The canopy had been jammed by the German rounds, so his only option was to worm through the small escape panel in the greenhouse, parachute pack and all (his was a razorback D model, not one of the later bubble-canopied Ds). He inevitably got stuck. Fortunately, the Jug entered a spin, the centrifugal force tore Hinnersinn loose and he popped his chute.

Landing on a farmhouse roof amid German troops, he made a run for it…only to become entangled in a hedgerow’s barbed wire. Hindersinn spent the rest of the war in Stalag Luft I, on the Baltic Sea. Bad luck continued to dog him: In 1993, when Hindersinn was 73, his schizophrenic eldest son attacked him with an ax, badly injuring him. He died in 2003.

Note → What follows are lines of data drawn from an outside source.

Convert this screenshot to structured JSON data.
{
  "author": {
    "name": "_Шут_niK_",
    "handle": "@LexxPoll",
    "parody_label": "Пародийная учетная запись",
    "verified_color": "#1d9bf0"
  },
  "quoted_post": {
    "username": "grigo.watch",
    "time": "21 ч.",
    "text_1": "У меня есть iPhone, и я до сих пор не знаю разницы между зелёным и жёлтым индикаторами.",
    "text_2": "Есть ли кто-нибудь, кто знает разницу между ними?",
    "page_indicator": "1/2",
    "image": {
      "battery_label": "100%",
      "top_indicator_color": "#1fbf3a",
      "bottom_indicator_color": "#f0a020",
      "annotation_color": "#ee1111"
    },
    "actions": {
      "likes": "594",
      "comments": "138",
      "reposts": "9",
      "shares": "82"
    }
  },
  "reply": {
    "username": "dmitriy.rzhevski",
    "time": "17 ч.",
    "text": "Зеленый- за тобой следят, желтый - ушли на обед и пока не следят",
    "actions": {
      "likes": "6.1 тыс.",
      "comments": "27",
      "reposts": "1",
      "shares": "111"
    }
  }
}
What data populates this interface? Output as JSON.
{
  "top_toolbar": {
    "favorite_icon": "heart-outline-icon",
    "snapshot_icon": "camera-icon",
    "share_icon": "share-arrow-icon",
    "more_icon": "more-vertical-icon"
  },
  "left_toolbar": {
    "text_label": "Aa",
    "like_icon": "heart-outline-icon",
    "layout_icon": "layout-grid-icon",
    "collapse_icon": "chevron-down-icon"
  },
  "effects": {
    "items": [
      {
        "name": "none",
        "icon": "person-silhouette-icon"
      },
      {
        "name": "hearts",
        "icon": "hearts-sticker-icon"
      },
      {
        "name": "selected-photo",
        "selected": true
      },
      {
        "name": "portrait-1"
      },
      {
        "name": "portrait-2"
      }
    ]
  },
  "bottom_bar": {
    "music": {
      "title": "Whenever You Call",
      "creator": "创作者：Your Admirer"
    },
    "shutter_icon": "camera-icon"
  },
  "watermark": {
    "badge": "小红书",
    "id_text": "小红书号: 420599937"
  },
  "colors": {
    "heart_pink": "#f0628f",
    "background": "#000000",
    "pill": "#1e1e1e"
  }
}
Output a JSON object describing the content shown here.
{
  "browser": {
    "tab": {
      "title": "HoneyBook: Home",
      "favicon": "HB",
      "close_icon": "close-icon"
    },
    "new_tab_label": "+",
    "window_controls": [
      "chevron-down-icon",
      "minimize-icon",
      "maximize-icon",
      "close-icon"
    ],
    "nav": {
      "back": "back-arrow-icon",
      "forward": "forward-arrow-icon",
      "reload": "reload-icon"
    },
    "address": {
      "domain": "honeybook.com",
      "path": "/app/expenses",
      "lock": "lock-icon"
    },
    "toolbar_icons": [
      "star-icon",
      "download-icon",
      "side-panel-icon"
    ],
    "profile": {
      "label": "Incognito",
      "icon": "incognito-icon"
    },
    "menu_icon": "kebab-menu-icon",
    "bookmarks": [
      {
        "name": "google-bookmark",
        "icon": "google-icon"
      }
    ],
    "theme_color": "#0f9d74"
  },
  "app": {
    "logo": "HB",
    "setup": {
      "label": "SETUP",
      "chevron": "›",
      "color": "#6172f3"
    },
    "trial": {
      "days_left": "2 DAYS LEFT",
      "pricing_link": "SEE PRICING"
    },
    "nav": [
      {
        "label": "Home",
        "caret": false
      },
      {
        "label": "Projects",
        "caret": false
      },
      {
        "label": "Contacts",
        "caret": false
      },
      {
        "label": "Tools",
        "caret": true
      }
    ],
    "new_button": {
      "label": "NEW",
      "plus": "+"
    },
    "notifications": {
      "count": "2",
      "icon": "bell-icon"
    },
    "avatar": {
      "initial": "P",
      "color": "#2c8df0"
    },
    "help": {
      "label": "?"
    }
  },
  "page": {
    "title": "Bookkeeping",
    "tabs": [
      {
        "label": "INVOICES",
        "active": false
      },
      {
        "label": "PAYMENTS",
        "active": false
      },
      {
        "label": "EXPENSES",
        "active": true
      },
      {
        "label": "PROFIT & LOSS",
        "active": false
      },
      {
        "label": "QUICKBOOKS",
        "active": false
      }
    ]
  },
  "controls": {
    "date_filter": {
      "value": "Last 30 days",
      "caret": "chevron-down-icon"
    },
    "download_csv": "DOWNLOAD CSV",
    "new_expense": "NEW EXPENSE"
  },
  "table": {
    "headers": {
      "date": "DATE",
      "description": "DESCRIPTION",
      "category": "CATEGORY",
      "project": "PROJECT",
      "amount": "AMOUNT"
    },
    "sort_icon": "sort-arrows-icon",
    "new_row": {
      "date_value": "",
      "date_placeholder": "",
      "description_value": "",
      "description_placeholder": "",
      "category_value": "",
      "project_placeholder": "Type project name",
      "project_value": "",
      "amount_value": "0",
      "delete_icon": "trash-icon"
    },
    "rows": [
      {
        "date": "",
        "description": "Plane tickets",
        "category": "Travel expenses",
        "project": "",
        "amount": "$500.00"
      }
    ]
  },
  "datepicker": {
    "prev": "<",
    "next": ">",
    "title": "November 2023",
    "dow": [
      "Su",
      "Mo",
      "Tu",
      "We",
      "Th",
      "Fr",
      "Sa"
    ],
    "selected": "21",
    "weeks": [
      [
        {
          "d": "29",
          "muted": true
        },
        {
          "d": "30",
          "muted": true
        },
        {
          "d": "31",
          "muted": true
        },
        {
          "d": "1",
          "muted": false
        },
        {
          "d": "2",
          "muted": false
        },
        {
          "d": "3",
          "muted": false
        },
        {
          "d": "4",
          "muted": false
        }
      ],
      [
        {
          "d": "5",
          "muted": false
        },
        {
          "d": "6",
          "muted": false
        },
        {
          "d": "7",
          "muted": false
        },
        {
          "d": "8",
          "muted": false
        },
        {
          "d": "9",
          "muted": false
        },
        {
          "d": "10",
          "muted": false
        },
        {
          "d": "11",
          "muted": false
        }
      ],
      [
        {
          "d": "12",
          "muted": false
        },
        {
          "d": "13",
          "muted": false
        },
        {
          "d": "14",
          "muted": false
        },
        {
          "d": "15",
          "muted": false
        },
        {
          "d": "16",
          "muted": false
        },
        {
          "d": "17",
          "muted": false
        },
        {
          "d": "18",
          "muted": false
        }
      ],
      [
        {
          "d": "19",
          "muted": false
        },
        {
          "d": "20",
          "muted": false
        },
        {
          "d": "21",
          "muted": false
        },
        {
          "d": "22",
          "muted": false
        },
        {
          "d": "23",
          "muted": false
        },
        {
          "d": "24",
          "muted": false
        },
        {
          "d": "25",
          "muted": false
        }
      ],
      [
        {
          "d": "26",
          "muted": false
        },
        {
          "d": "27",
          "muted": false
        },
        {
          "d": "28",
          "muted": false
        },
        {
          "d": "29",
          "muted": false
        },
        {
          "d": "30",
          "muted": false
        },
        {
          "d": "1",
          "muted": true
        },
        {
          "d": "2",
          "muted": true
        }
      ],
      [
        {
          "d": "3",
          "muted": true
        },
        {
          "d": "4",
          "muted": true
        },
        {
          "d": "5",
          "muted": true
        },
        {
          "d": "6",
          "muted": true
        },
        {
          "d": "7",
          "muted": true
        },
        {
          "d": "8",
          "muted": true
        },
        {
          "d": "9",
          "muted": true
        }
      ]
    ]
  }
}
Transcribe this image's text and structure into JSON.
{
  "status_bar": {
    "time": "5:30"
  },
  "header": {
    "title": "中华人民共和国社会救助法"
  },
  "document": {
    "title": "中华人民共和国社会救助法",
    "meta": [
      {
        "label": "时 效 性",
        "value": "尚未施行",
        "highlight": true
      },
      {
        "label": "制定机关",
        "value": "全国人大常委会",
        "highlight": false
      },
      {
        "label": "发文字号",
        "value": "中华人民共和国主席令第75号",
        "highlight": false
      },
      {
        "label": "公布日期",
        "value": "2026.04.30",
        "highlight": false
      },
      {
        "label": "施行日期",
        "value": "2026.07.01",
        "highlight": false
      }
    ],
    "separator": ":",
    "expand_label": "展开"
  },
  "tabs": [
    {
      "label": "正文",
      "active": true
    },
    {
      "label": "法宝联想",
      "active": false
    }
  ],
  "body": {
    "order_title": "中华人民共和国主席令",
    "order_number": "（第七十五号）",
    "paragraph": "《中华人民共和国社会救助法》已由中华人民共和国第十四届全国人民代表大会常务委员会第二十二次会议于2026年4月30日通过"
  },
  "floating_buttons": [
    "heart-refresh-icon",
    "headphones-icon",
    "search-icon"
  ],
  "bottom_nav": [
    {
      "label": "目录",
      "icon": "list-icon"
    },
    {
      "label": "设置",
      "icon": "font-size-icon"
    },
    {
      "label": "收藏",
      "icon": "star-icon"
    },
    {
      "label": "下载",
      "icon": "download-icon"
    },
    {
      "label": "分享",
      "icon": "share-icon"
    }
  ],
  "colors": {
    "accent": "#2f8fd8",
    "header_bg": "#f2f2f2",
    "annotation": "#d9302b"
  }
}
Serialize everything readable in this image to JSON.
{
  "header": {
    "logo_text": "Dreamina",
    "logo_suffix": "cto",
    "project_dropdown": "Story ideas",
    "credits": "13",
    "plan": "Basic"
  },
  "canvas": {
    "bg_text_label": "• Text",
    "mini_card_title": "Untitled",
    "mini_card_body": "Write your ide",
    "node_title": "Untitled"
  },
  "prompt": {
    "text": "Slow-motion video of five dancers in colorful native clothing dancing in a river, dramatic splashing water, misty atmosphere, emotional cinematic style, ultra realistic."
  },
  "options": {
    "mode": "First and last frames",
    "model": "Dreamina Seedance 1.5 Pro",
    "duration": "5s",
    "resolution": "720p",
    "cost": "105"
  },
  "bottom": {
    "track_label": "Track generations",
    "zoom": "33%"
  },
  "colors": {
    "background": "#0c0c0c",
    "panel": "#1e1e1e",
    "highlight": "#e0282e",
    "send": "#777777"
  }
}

Last September a farmer near St.-Mère-Eglise, in Normandy, was backhoeing a drainage system for his field when he hit metal—first a landing-gear leg and wheel, then four machine guns, an engine, parts of a cockpit and a P-47’s big, tailcone-mounted turbosupercharger. When the engine’s serial number was checked out, it turned out to be Hindersinn’s airplane. One of the propeller blades had obviously taken a 20mm hit.

The wreck recovery was overseen by a French WWII historical society, Picauville se Souvient (Picauville Remembers). Another local commemoration organization, Association Normande pour le Souvenir Aérien (Normandy Aviation Memorial Association), estimates that Hindersinn’s airplane was one of the 10,000 Allied and German airplanes shot down over Normandy, 6,000 of them during the three months following D-Day.